**WORK TO BE COMPLETED**: Print the data in full, exactly as it reads.

**Collection entries**:
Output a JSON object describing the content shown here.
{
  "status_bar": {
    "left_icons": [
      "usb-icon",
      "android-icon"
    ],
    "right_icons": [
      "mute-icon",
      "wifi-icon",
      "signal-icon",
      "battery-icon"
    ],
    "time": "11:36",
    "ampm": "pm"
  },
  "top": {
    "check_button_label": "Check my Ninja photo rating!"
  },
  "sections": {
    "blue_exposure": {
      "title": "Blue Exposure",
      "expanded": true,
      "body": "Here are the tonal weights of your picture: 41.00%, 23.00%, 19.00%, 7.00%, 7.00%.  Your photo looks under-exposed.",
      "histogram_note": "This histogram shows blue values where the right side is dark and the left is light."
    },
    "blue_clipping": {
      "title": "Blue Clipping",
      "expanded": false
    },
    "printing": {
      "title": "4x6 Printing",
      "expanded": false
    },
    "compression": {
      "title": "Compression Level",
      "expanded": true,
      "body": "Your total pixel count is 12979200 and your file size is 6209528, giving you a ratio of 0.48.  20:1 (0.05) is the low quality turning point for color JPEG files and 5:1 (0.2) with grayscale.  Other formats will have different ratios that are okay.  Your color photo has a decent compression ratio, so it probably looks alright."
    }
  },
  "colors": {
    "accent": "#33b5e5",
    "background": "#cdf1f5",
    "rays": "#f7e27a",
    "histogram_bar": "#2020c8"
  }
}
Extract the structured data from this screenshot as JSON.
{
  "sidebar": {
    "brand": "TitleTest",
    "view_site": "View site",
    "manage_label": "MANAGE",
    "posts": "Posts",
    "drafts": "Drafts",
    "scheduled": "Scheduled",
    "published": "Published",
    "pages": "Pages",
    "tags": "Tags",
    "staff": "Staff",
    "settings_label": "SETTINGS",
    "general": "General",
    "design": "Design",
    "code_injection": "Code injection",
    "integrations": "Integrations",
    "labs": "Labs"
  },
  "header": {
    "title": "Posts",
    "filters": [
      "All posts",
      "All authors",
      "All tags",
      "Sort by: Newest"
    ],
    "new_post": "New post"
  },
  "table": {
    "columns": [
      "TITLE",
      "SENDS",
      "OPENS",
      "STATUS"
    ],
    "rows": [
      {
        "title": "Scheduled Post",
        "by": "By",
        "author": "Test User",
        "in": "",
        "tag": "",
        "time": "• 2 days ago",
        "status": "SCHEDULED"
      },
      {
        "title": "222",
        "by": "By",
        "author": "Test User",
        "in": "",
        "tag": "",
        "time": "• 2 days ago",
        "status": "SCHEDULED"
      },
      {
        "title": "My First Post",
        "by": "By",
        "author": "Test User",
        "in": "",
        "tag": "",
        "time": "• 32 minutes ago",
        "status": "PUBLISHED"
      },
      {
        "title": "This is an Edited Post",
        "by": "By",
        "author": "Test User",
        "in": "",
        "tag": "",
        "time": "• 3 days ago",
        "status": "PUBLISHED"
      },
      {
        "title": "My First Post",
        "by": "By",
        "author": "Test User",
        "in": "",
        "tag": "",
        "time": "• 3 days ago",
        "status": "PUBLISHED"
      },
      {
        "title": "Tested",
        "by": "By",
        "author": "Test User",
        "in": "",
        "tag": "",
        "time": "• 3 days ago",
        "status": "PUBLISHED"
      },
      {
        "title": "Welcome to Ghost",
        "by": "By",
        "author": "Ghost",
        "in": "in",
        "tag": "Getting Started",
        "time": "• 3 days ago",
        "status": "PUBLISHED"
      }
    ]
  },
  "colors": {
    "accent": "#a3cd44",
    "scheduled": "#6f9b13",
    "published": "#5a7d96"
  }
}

**EXERCISE RESPONSE**:
Output a JSON object describing the content shown here.
{
  "status_bar": {
    "left_icons": [
      "usb-icon",
      "android-icon"
    ],
    "right_icons": [
      "mute-icon",
      "wifi-icon",
      "signal-icon",
      "battery-icon"
    ],
    "time": "11:36",
    "ampm": "pm"
  },
  "top": {
    "check_button_label": "Check my Ninja photo rating!"
  },
  "sections": {
    "blue_exposure": {
      "title": "Blue Exposure",
      "expanded": true,
      "body": "Here are the tonal weights of your picture: 41.00%, 23.00%, 19.00%, 7.00%, 7.00%.  Your photo looks under-exposed.",
      "histogram_note": "This histogram shows blue values where the right side is dark and the left is light."
    },
    "blue_clipping": {
      "title": "Blue Clipping",
      "expanded": false
    },
    "printing": {
      "title": "4x6 Printing",
      "expanded": false
    },
    "compression": {
      "title": "Compression Level",
      "expanded": true,
      "body": "Your total pixel count is 12979200 and your file size is 6209528, giving you a ratio of 0.48.  20:1 (0.05) is the low quality turning point for color JPEG files and 5:1 (0.2) with grayscale.  Other formats will have different ratios that are okay.  Your color photo has a decent compression ratio, so it probably looks alright."
    }
  },
  "colors": {
    "accent": "#33b5e5",
    "background": "#cdf1f5",
    "rays": "#f7e27a",
    "histogram_bar": "#2020c8"
  }
}
Extract the structured data from this screenshot as JSON.
{
  "sidebar": {
    "brand": "TitleTest",
    "view_site": "View site",
    "manage_label": "MANAGE",
    "posts": "Posts",
    "drafts": "Drafts",
    "scheduled": "Scheduled",
    "published": "Published",
    "pages": "Pages",
    "tags": "Tags",
    "staff": "Staff",
    "settings_label": "SETTINGS",
    "general": "General",
    "design": "Design",
    "code_injection": "Code injection",
    "integrations": "Integrations",
    "labs": "Labs"
  },
  "header": {
    "title": "Posts",
    "filters": [
      "All posts",
      "All authors",
      "All tags",
      "Sort by: Newest"
    ],
    "new_post": "New post"
  },
  "table": {
    "columns": [
      "TITLE",
      "SENDS",
      "OPENS",
      "STATUS"
    ],
    "rows": [
      {
        "title": "Scheduled Post",
        "by": "By",
        "author": "Test User",
        "in": "",
        "tag": "",
        "time": "• 2 days ago",
        "status": "SCHEDULED"
      },
      {
        "title": "222",
        "by": "By",
        "author": "Test User",
        "in": "",
        "tag": "",
        "time": "• 2 days ago",
        "status": "SCHEDULED"
      },
      {
        "title": "My First Post",
        "by": "By",
        "author": "Test User",
        "in": "",
        "tag": "",
        "time": "• 32 minutes ago",
        "status": "PUBLISHED"
      },
      {
        "title": "This is an Edited Post",
        "by": "By",
        "author": "Test User",
        "in": "",
        "tag": "",
        "time": "• 3 days ago",
        "status": "PUBLISHED"
      },
      {
        "title": "My First Post",
        "by": "By",
        "author": "Test User",
        "in": "",
        "tag": "",
        "time": "• 3 days ago",
        "status": "PUBLISHED"
      },
      {
        "title": "Tested",
        "by": "By",
        "author": "Test User",
        "in": "",
        "tag": "",
        "time": "• 3 days ago",
        "status": "PUBLISHED"
      },
      {
        "title": "Welcome to Ghost",
        "by": "By",
        "author": "Ghost",
        "in": "in",
        "tag": "Getting Started",
        "time": "• 3 days ago",
        "status": "PUBLISHED"
      }
    ]
  },
  "colors": {
    "accent": "#a3cd44",
    "scheduled": "#6f9b13",
    "published": "#5a7d96"
  }
}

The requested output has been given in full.